__Directions__: Retype the records below word for word and omit any image.

__Material shown__:

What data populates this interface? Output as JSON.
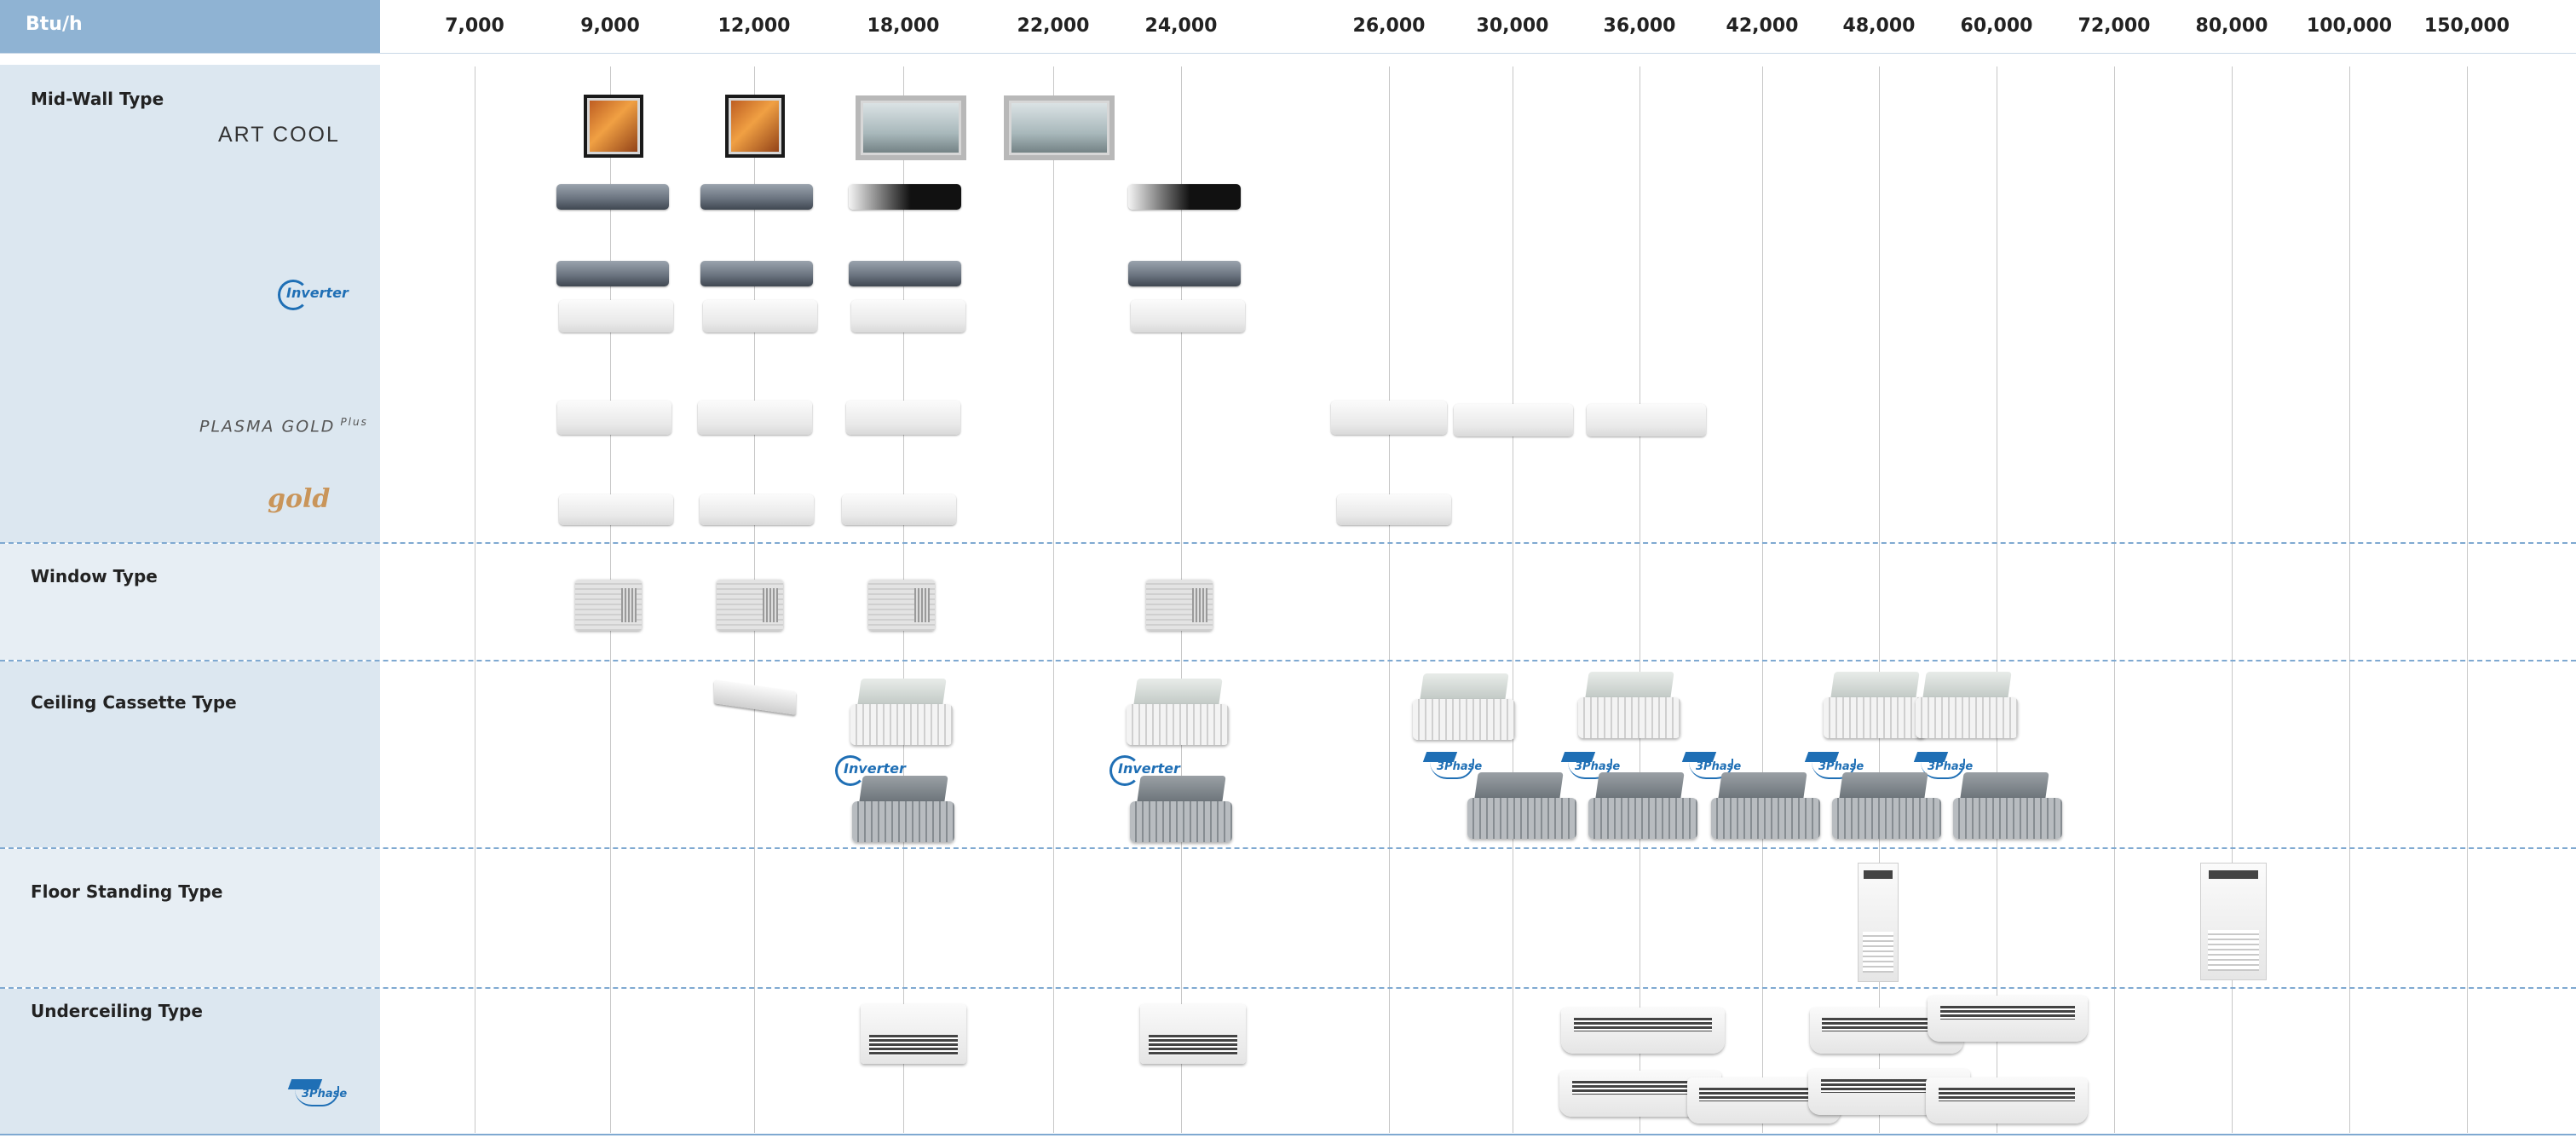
{
  "header": {
    "unit": "Btu/h",
    "capacities": [
      "7,000",
      "9,000",
      "12,000",
      "18,000",
      "22,000",
      "24,000",
      "26,000",
      "30,000",
      "36,000",
      "42,000",
      "48,000",
      "60,000",
      "72,000",
      "80,000",
      "100,000",
      "150,000"
    ]
  },
  "rows": {
    "midwall": {
      "title": "Mid-Wall Type",
      "brand_artcool": "ART COOL",
      "brand_inverter": "Inverter",
      "brand_plasma": "PLASMA GOLD",
      "brand_plasma_sup": "Plus",
      "brand_gold": "gold"
    },
    "window": {
      "title": "Window Type"
    },
    "cassette": {
      "title": "Ceiling Cassette Type",
      "badge_inverter": "Inverter",
      "badge_3phase": "3Phase"
    },
    "floor": {
      "title": "Floor Standing Type"
    },
    "under": {
      "title": "Underceiling Type",
      "badge_3phase": "3Phase"
    }
  },
  "colors": {
    "accent": "#8fb3d3",
    "left_panel": "#dce7f0",
    "separator": "#7fa9d1",
    "brand_blue": "#1f6fb5",
    "gold": "#c9955a"
  }
}
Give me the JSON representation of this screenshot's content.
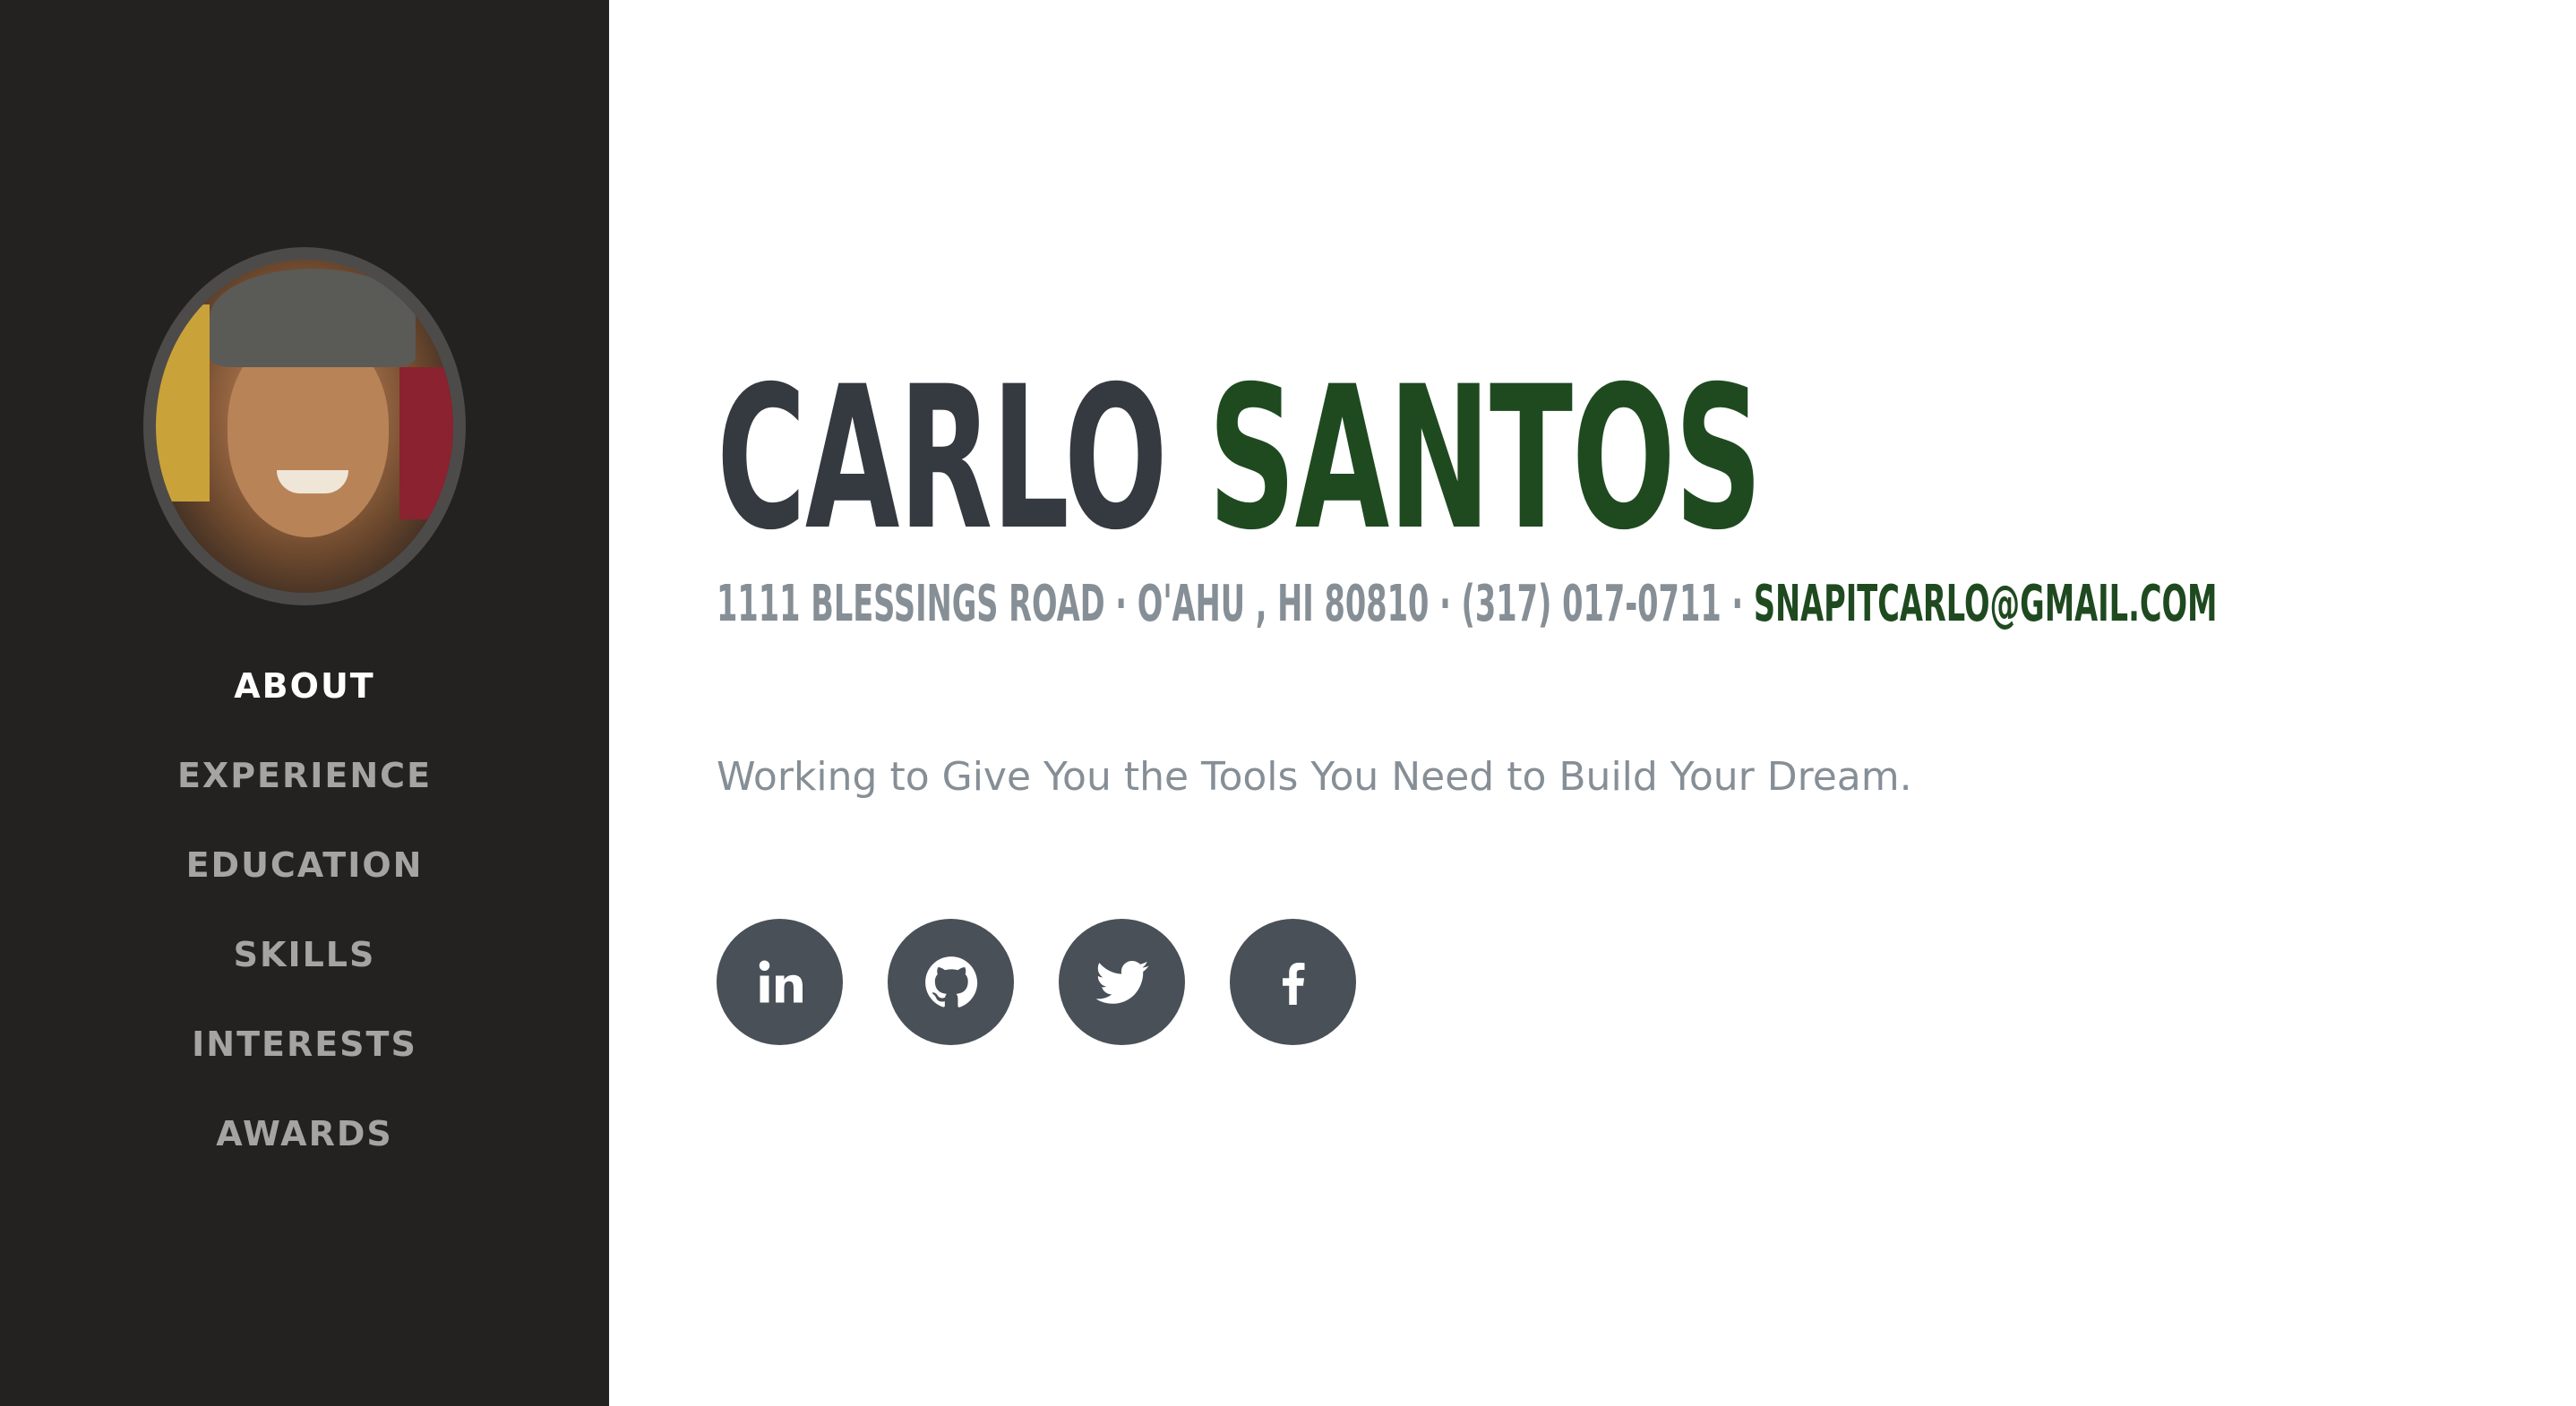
{
  "sidebar": {
    "nav": [
      "ABOUT",
      "EXPERIENCE",
      "EDUCATION",
      "SKILLS",
      "INTERESTS",
      "AWARDS"
    ],
    "active": "ABOUT"
  },
  "header": {
    "first_name": "CARLO",
    "last_name": "SANTOS"
  },
  "contact": {
    "address": "1111 BLESSINGS ROAD · O'AHU , HI 80810 · (317) 017-0711 · ",
    "email": "SNAPITCARLO@GMAIL.COM"
  },
  "tagline": "Working to Give You the Tools You Need to Build Your Dream.",
  "social": [
    "linkedin-icon",
    "github-icon",
    "twitter-icon",
    "facebook-icon"
  ],
  "colors": {
    "sidebar_bg": "#232221",
    "accent_green": "#1f4a20",
    "name_dark": "#343a40",
    "muted_text": "#868e96",
    "social_circle": "#495057"
  }
}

__Exercise solution__:
What data populates this interface? Output as JSON.
{
  "header": {
    "unit": "Btu/h",
    "capacities": [
      "7,000",
      "9,000",
      "12,000",
      "18,000",
      "22,000",
      "24,000",
      "26,000",
      "30,000",
      "36,000",
      "42,000",
      "48,000",
      "60,000",
      "72,000",
      "80,000",
      "100,000",
      "150,000"
    ]
  },
  "rows": {
    "midwall": {
      "title": "Mid-Wall Type",
      "brand_artcool": "ART COOL",
      "brand_inverter": "Inverter",
      "brand_plasma": "PLASMA GOLD",
      "brand_plasma_sup": "Plus",
      "brand_gold": "gold"
    },
    "window": {
      "title": "Window Type"
    },
    "cassette": {
      "title": "Ceiling Cassette Type",
      "badge_inverter": "Inverter",
      "badge_3phase": "3Phase"
    },
    "floor": {
      "title": "Floor Standing Type"
    },
    "under": {
      "title": "Underceiling Type",
      "badge_3phase": "3Phase"
    }
  },
  "colors": {
    "accent": "#8fb3d3",
    "left_panel": "#dce7f0",
    "separator": "#7fa9d1",
    "brand_blue": "#1f6fb5",
    "gold": "#c9955a"
  }
}
Give me the JSON representation of this screenshot's content.
{
  "sidebar": {
    "nav": [
      "ABOUT",
      "EXPERIENCE",
      "EDUCATION",
      "SKILLS",
      "INTERESTS",
      "AWARDS"
    ],
    "active": "ABOUT"
  },
  "header": {
    "first_name": "CARLO",
    "last_name": "SANTOS"
  },
  "contact": {
    "address": "1111 BLESSINGS ROAD · O'AHU , HI 80810 · (317) 017-0711 · ",
    "email": "SNAPITCARLO@GMAIL.COM"
  },
  "tagline": "Working to Give You the Tools You Need to Build Your Dream.",
  "social": [
    "linkedin-icon",
    "github-icon",
    "twitter-icon",
    "facebook-icon"
  ],
  "colors": {
    "sidebar_bg": "#232221",
    "accent_green": "#1f4a20",
    "name_dark": "#343a40",
    "muted_text": "#868e96",
    "social_circle": "#495057"
  }
}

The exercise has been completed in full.